(What you should do):
Nothing in the records below should be altered when they are retyped.

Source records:
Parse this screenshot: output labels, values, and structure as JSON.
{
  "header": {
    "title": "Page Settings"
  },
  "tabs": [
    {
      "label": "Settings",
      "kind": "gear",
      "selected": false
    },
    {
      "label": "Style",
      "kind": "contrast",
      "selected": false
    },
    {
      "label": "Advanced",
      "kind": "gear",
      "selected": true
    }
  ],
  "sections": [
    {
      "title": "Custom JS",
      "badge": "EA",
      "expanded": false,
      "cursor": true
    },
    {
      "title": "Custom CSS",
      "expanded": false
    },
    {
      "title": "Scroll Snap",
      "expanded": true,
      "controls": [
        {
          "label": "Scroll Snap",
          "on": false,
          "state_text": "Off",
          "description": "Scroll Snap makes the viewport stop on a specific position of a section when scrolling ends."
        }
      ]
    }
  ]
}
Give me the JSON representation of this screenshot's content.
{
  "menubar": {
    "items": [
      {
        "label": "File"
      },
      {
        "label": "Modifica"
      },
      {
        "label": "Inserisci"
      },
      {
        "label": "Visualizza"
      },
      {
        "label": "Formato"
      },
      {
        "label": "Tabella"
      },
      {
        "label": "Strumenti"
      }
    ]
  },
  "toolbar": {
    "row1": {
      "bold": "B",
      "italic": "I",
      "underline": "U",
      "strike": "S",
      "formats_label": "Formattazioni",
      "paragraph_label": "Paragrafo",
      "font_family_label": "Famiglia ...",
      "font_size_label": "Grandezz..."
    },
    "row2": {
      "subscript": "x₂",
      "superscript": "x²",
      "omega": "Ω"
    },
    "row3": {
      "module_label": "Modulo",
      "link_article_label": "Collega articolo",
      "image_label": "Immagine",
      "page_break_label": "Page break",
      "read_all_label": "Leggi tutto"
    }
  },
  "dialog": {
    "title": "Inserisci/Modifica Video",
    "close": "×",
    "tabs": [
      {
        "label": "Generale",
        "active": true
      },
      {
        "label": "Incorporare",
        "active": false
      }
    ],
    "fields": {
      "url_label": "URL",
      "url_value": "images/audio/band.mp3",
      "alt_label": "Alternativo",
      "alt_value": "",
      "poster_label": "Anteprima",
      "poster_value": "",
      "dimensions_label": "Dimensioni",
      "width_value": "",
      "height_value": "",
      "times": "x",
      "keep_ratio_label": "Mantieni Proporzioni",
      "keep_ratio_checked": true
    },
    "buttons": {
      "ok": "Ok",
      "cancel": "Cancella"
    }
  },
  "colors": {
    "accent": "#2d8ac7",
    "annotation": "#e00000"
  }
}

(Result for this exercise):
Parse this screenshot: output labels, values, and structure as JSON.
{
  "header": {
    "title": "Page Settings"
  },
  "tabs": [
    {
      "label": "Settings",
      "kind": "gear",
      "selected": false
    },
    {
      "label": "Style",
      "kind": "contrast",
      "selected": false
    },
    {
      "label": "Advanced",
      "kind": "gear",
      "selected": true
    }
  ],
  "sections": [
    {
      "title": "Custom JS",
      "badge": "EA",
      "expanded": false,
      "cursor": true
    },
    {
      "title": "Custom CSS",
      "expanded": false
    },
    {
      "title": "Scroll Snap",
      "expanded": true,
      "controls": [
        {
          "label": "Scroll Snap",
          "on": false,
          "state_text": "Off",
          "description": "Scroll Snap makes the viewport stop on a specific position of a section when scrolling ends."
        }
      ]
    }
  ]
}
Give me the JSON representation of this screenshot's content.
{
  "menubar": {
    "items": [
      {
        "label": "File"
      },
      {
        "label": "Modifica"
      },
      {
        "label": "Inserisci"
      },
      {
        "label": "Visualizza"
      },
      {
        "label": "Formato"
      },
      {
        "label": "Tabella"
      },
      {
        "label": "Strumenti"
      }
    ]
  },
  "toolbar": {
    "row1": {
      "bold": "B",
      "italic": "I",
      "underline": "U",
      "strike": "S",
      "formats_label": "Formattazioni",
      "paragraph_label": "Paragrafo",
      "font_family_label": "Famiglia ...",
      "font_size_label": "Grandezz..."
    },
    "row2": {
      "subscript": "x₂",
      "superscript": "x²",
      "omega": "Ω"
    },
    "row3": {
      "module_label": "Modulo",
      "link_article_label": "Collega articolo",
      "image_label": "Immagine",
      "page_break_label": "Page break",
      "read_all_label": "Leggi tutto"
    }
  },
  "dialog": {
    "title": "Inserisci/Modifica Video",
    "close": "×",
    "tabs": [
      {
        "label": "Generale",
        "active": true
      },
      {
        "label": "Incorporare",
        "active": false
      }
    ],
    "fields": {
      "url_label": "URL",
      "url_value": "images/audio/band.mp3",
      "alt_label": "Alternativo",
      "alt_value": "",
      "poster_label": "Anteprima",
      "poster_value": "",
      "dimensions_label": "Dimensioni",
      "width_value": "",
      "height_value": "",
      "times": "x",
      "keep_ratio_label": "Mantieni Proporzioni",
      "keep_ratio_checked": true
    },
    "buttons": {
      "ok": "Ok",
      "cancel": "Cancella"
    }
  },
  "colors": {
    "accent": "#2d8ac7",
    "annotation": "#e00000"
  }
}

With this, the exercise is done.